Valparaiso University in Indiana just received a $500,000 grant from the National Science Foundation to recruit undergraduates to its Mathematics and Science Education Enrollment and Development Program scheduled to debut next school year, the Chicago Sun-Times reports. “We want students who want to major in science and get a career in education,” explains Gary Morris, associate dean of the College of Arts and Sciences, and an associate professor of physics and astronomy. Targeted topics for new teachers include biology, chemistry, physics, astronomy, math and earth science. The five-year project ultimately will enroll 75 students and offers a paid summer internship after freshman year, a paid summer workshop after sophomore year, a paid immersion experience during junior year, student teaching senior year, and ongoing support after graduation from faculty and alumni.

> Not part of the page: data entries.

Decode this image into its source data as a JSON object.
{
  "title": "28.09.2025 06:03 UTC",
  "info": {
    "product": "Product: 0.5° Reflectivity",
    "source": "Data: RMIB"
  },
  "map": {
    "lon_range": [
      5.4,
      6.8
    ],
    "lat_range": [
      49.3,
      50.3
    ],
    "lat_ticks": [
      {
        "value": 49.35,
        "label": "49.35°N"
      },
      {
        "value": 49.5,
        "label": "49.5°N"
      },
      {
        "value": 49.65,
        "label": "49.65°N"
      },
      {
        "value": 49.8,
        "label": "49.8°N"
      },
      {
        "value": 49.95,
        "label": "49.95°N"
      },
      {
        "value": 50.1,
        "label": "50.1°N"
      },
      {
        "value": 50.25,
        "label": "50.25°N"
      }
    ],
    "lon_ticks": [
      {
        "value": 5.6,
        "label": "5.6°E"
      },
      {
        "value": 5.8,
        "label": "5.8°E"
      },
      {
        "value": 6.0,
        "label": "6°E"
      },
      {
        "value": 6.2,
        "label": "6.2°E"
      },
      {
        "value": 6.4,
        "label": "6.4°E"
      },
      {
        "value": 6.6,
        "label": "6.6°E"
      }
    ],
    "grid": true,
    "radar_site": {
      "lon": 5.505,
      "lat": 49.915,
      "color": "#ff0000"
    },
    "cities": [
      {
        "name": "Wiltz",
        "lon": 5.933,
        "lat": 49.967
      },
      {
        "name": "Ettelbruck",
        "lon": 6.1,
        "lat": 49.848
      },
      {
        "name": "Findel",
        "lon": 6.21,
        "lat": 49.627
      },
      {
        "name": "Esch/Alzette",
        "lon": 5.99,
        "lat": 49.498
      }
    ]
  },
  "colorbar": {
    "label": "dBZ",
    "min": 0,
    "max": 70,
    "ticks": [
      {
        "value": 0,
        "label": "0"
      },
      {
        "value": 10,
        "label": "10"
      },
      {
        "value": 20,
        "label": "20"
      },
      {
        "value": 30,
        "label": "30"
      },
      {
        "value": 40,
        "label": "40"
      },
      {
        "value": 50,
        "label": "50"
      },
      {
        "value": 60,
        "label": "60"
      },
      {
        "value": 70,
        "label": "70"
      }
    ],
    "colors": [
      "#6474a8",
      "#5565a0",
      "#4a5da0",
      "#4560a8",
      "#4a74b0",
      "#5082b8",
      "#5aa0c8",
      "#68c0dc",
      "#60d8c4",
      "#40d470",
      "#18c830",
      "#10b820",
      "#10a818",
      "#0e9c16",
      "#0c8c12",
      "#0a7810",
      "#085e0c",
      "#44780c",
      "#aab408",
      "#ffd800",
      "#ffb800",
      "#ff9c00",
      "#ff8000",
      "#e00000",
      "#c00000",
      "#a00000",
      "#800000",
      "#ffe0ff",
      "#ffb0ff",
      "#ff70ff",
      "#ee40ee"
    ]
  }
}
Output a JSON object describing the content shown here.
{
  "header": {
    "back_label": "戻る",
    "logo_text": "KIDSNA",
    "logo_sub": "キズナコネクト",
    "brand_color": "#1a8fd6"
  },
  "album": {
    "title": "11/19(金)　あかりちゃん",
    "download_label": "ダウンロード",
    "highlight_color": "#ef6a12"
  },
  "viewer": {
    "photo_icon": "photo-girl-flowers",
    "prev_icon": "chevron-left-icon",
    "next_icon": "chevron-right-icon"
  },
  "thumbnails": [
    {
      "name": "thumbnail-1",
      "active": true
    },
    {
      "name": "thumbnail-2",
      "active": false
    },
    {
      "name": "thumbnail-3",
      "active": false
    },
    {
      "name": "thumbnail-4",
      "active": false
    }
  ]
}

Western Washington University, the Associated Press reports, has received a $2.9 million NSF grant to study the school’s innovative program for training elementary science teachers. The study will follow future kindergarten through sixth grade science teachers as they complete their education at Western and other universities. Researchers also will track a group during their first few years in the classroom to study their instruction and their students’ understanding of science.
Meanwhile, Stewart Edelstein, associate vice chancellor for academic affairs at the University System of Maryland, writes in a Washington Post op-ed (8/27) that science and tech firms need to play a larger role in preparing the future STEM workforce. “It is essential that educational institutions seek out industry leaders who can prepare students for the workplace, especially for” STEM careers, he writes. “Partnerships with business are also key in providing students with valuable real-world experience through internships, clinical training and unique curricula. It is in these experiences that students can gain the effective communication, problem-solving and teamwork skills necessary to excel in today’s rapidly changing business environment.”
Filed under: K-12 Education News